I'm a bit late getting to the party celebrating this latest work of Thomas Frank, author of What's The Matter With Kansas?, and the fault is entirely mine.
Pity The Billionaire: The Hard Times Swindle and the Unlikely Comeback of the Right is not a large book, nor is it a hard read. It is a concisely detailed look at the events and processes by which the American economy was toppled from within, despite the legal system intended to defend it from predation. There is so much detail that I was reminded every few pages about the anger and frustrated helplessness I feel each time these predatory bunco artists take it upon themselves to assault the economic security of the middle class, and then brazenly blame us for allowing them to do so with impunity. I would have to put the book down each time I felt the rage building, which caused me to take far more time to finish reading the book than a review should normally take. For this I apologize to Henry Holt & Co.
The fact that Pity The Billionaire evokes these strong feelings in me must be seen as a measure of the voluminous study that Thomas Frank put into this effort.

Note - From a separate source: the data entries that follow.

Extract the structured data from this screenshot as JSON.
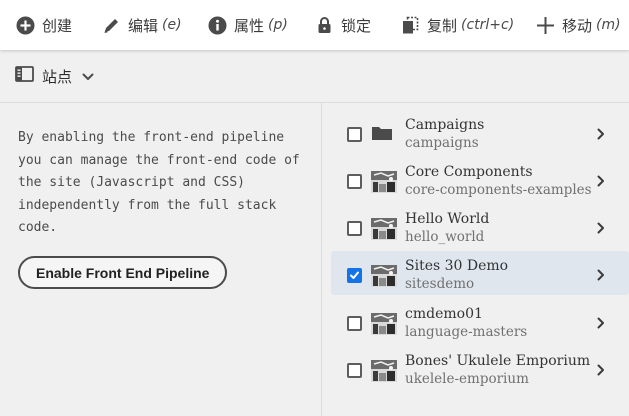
{
  "toolbar": {
    "create": {
      "label": "创建",
      "icon": "plus-circle-icon"
    },
    "edit": {
      "label": "编辑",
      "shortcut": "(e)",
      "icon": "pencil-icon"
    },
    "properties": {
      "label": "属性",
      "shortcut": "(p)",
      "icon": "info-icon"
    },
    "lock": {
      "label": "锁定",
      "icon": "lock-icon"
    },
    "copy": {
      "label": "复制",
      "shortcut": "(ctrl+c)",
      "icon": "copy-icon"
    },
    "move": {
      "label": "移动",
      "shortcut": "(m)",
      "icon": "move-icon"
    }
  },
  "subbar": {
    "rail_label": "站点",
    "rail_icon": "rail-panel-icon",
    "chevron_icon": "chevron-down-icon"
  },
  "left_panel": {
    "description": "By enabling the front-end pipeline you can manage the front-end code of the site (Javascript and CSS) independently from the full stack code.",
    "button_label": "Enable Front End Pipeline"
  },
  "sites": [
    {
      "title": "Campaigns",
      "name": "campaigns",
      "thumb": "folder-icon",
      "checked": false
    },
    {
      "title": "Core Components",
      "name": "core-components-examples",
      "thumb": "site-thumbnail",
      "checked": false
    },
    {
      "title": "Hello World",
      "name": "hello_world",
      "thumb": "site-thumbnail",
      "checked": false
    },
    {
      "title": "Sites 30 Demo",
      "name": "sitesdemo",
      "thumb": "site-thumbnail",
      "checked": true
    },
    {
      "title": "cmdemo01",
      "name": "language-masters",
      "thumb": "site-thumbnail",
      "checked": false
    },
    {
      "title": "Bones' Ukulele Emporium",
      "name": "ukelele-emporium",
      "thumb": "site-thumbnail",
      "checked": false
    }
  ],
  "colors": {
    "accent": "#1473e6",
    "selected_row": "#dfe6ee",
    "background": "#f0f0f0"
  }
}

Well-researched, amply footnoted, and provided with a plethora of supporting links, the book is a must-read for the historians who will one day attempt to explain just what happened to the United States during the Great Recession. Step by painful step, Frank recounts the process by which the economy was subverted for private gain as the defense stood by watching.
Frank also covers the rise of the Tea Party, the masterful manipulation of the common folk, directed by the "conservative" media to rise up angry and take action to prevent governmental relief against the very predations the Tea Party railed against in their rallies. This was accomplished in part by the co-option of the tactics of Saul Alinsky, which had proven very successful during the 1960s political movement to mobilize large numbers of people in opposition to the Vietnam War and racial bigotry. These successful tactics remain viable. We currently see Newt Gingrich using Alinsky against his liberal self as Newt campaigns for the primary votes of Florida, a pertinent example of the assertion Frank makes about the misuse of populism being levied against an aroused populace. Liberal strategies are thus being used by the "conservatives" to ensure against the rise of a new liberal opposition to the greedy corporatism which has brought the national economy to the edge of collapse.